**ACTIVITY:** Return all the records, each one exactly as given.

##### EXCERPTED RECORDS

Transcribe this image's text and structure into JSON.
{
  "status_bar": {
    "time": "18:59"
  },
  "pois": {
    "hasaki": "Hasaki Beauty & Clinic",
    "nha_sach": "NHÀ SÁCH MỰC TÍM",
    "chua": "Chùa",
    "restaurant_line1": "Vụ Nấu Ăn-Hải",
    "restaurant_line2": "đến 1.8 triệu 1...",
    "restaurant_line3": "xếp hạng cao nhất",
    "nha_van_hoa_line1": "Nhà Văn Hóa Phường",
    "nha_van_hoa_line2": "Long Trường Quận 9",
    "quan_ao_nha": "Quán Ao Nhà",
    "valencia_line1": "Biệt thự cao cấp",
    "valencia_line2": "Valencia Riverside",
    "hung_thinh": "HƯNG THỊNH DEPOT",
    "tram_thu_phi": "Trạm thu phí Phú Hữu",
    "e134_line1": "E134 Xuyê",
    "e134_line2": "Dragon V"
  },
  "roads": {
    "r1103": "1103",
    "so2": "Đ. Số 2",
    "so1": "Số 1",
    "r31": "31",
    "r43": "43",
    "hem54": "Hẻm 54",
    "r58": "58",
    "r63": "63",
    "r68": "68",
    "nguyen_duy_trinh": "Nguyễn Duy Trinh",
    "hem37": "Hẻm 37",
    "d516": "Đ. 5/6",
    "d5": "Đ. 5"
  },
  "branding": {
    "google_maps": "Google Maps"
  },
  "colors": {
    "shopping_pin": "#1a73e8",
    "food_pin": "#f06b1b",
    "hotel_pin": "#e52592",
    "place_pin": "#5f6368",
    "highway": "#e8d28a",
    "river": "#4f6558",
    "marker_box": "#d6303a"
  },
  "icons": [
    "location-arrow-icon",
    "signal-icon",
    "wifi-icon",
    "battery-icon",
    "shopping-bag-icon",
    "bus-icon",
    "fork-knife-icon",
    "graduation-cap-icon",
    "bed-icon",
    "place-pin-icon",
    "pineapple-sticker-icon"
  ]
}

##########

**EXERCISE OUTPUT:**
Transcribe this image's text and structure into JSON.
{
  "status_bar": {
    "time": "18:59"
  },
  "pois": {
    "hasaki": "Hasaki Beauty & Clinic",
    "nha_sach": "NHÀ SÁCH MỰC TÍM",
    "chua": "Chùa",
    "restaurant_line1": "Vụ Nấu Ăn-Hải",
    "restaurant_line2": "đến 1.8 triệu 1...",
    "restaurant_line3": "xếp hạng cao nhất",
    "nha_van_hoa_line1": "Nhà Văn Hóa Phường",
    "nha_van_hoa_line2": "Long Trường Quận 9",
    "quan_ao_nha": "Quán Ao Nhà",
    "valencia_line1": "Biệt thự cao cấp",
    "valencia_line2": "Valencia Riverside",
    "hung_thinh": "HƯNG THỊNH DEPOT",
    "tram_thu_phi": "Trạm thu phí Phú Hữu",
    "e134_line1": "E134 Xuyê",
    "e134_line2": "Dragon V"
  },
  "roads": {
    "r1103": "1103",
    "so2": "Đ. Số 2",
    "so1": "Số 1",
    "r31": "31",
    "r43": "43",
    "hem54": "Hẻm 54",
    "r58": "58",
    "r63": "63",
    "r68": "68",
    "nguyen_duy_trinh": "Nguyễn Duy Trinh",
    "hem37": "Hẻm 37",
    "d516": "Đ. 5/6",
    "d5": "Đ. 5"
  },
  "branding": {
    "google_maps": "Google Maps"
  },
  "colors": {
    "shopping_pin": "#1a73e8",
    "food_pin": "#f06b1b",
    "hotel_pin": "#e52592",
    "place_pin": "#5f6368",
    "highway": "#e8d28a",
    "river": "#4f6558",
    "marker_box": "#d6303a"
  },
  "icons": [
    "location-arrow-icon",
    "signal-icon",
    "wifi-icon",
    "battery-icon",
    "shopping-bag-icon",
    "bus-icon",
    "fork-knife-icon",
    "graduation-cap-icon",
    "bed-icon",
    "place-pin-icon",
    "pineapple-sticker-icon"
  ]
}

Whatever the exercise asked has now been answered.